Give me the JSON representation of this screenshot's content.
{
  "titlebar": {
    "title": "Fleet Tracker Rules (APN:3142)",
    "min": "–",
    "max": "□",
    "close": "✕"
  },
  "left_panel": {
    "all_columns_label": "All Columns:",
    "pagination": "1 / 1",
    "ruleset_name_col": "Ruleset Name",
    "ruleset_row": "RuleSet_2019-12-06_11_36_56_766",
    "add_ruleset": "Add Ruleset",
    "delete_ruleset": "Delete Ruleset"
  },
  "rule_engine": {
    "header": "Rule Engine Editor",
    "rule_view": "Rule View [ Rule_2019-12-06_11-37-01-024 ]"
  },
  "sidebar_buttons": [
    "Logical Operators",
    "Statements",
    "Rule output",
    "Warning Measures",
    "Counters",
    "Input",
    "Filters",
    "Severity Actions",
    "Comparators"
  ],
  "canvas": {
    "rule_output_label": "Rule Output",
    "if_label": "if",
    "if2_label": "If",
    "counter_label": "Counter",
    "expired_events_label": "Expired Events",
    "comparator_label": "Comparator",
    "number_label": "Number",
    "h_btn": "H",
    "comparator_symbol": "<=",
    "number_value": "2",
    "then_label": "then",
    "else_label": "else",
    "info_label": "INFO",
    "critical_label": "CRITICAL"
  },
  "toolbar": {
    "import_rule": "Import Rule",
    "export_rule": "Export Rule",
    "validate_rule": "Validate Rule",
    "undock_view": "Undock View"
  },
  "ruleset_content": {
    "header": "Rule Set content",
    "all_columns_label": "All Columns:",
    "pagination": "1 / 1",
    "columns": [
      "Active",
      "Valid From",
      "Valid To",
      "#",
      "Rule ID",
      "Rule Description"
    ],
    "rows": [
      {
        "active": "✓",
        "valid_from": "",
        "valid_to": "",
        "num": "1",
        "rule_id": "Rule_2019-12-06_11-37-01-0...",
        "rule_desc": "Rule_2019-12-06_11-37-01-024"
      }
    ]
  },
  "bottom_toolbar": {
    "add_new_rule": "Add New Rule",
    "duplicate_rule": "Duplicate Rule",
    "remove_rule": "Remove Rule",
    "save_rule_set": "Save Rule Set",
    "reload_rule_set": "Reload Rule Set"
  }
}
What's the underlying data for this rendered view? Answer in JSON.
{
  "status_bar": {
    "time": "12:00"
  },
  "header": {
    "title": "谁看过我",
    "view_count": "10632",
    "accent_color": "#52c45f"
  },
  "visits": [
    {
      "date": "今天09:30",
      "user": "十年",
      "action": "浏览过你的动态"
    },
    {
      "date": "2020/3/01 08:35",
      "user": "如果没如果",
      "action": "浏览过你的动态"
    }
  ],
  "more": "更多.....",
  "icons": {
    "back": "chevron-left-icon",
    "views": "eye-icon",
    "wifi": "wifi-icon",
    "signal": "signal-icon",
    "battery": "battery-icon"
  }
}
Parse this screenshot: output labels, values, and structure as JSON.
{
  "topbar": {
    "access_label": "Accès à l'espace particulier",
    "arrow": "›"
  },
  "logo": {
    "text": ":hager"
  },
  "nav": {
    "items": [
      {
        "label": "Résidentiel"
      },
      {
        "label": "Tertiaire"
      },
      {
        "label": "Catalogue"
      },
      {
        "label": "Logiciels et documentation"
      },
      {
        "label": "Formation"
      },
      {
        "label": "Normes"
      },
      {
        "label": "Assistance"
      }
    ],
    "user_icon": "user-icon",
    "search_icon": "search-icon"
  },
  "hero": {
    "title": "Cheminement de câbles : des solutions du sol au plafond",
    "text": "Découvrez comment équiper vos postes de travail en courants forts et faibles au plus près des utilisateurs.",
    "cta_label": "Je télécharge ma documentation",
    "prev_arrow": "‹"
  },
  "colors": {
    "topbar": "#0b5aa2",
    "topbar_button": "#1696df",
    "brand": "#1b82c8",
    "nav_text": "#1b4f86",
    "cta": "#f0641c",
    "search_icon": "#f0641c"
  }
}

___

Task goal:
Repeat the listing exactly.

Response:
Give me the JSON representation of this screenshot's content.
{
  "titlebar": {
    "title": "Fleet Tracker Rules (APN:3142)",
    "min": "–",
    "max": "□",
    "close": "✕"
  },
  "left_panel": {
    "all_columns_label": "All Columns:",
    "pagination": "1 / 1",
    "ruleset_name_col": "Ruleset Name",
    "ruleset_row": "RuleSet_2019-12-06_11_36_56_766",
    "add_ruleset": "Add Ruleset",
    "delete_ruleset": "Delete Ruleset"
  },
  "rule_engine": {
    "header": "Rule Engine Editor",
    "rule_view": "Rule View [ Rule_2019-12-06_11-37-01-024 ]"
  },
  "sidebar_buttons": [
    "Logical Operators",
    "Statements",
    "Rule output",
    "Warning Measures",
    "Counters",
    "Input",
    "Filters",
    "Severity Actions",
    "Comparators"
  ],
  "canvas": {
    "rule_output_label": "Rule Output",
    "if_label": "if",
    "if2_label": "If",
    "counter_label": "Counter",
    "expired_events_label": "Expired Events",
    "comparator_label": "Comparator",
    "number_label": "Number",
    "h_btn": "H",
    "comparator_symbol": "<=",
    "number_value": "2",
    "then_label": "then",
    "else_label": "else",
    "info_label": "INFO",
    "critical_label": "CRITICAL"
  },
  "toolbar": {
    "import_rule": "Import Rule",
    "export_rule": "Export Rule",
    "validate_rule": "Validate Rule",
    "undock_view": "Undock View"
  },
  "ruleset_content": {
    "header": "Rule Set content",
    "all_columns_label": "All Columns:",
    "pagination": "1 / 1",
    "columns": [
      "Active",
      "Valid From",
      "Valid To",
      "#",
      "Rule ID",
      "Rule Description"
    ],
    "rows": [
      {
        "active": "✓",
        "valid_from": "",
        "valid_to": "",
        "num": "1",
        "rule_id": "Rule_2019-12-06_11-37-01-0...",
        "rule_desc": "Rule_2019-12-06_11-37-01-024"
      }
    ]
  },
  "bottom_toolbar": {
    "add_new_rule": "Add New Rule",
    "duplicate_rule": "Duplicate Rule",
    "remove_rule": "Remove Rule",
    "save_rule_set": "Save Rule Set",
    "reload_rule_set": "Reload Rule Set"
  }
}
What's the underlying data for this rendered view? Answer in JSON.
{
  "status_bar": {
    "time": "12:00"
  },
  "header": {
    "title": "谁看过我",
    "view_count": "10632",
    "accent_color": "#52c45f"
  },
  "visits": [
    {
      "date": "今天09:30",
      "user": "十年",
      "action": "浏览过你的动态"
    },
    {
      "date": "2020/3/01 08:35",
      "user": "如果没如果",
      "action": "浏览过你的动态"
    }
  ],
  "more": "更多.....",
  "icons": {
    "back": "chevron-left-icon",
    "views": "eye-icon",
    "wifi": "wifi-icon",
    "signal": "signal-icon",
    "battery": "battery-icon"
  }
}
Parse this screenshot: output labels, values, and structure as JSON.
{
  "topbar": {
    "access_label": "Accès à l'espace particulier",
    "arrow": "›"
  },
  "logo": {
    "text": ":hager"
  },
  "nav": {
    "items": [
      {
        "label": "Résidentiel"
      },
      {
        "label": "Tertiaire"
      },
      {
        "label": "Catalogue"
      },
      {
        "label": "Logiciels et documentation"
      },
      {
        "label": "Formation"
      },
      {
        "label": "Normes"
      },
      {
        "label": "Assistance"
      }
    ],
    "user_icon": "user-icon",
    "search_icon": "search-icon"
  },
  "hero": {
    "title": "Cheminement de câbles : des solutions du sol au plafond",
    "text": "Découvrez comment équiper vos postes de travail en courants forts et faibles au plus près des utilisateurs.",
    "cta_label": "Je télécharge ma documentation",
    "prev_arrow": "‹"
  },
  "colors": {
    "topbar": "#0b5aa2",
    "topbar_button": "#1696df",
    "brand": "#1b82c8",
    "nav_text": "#1b4f86",
    "cta": "#f0641c",
    "search_icon": "#f0641c"
  }
}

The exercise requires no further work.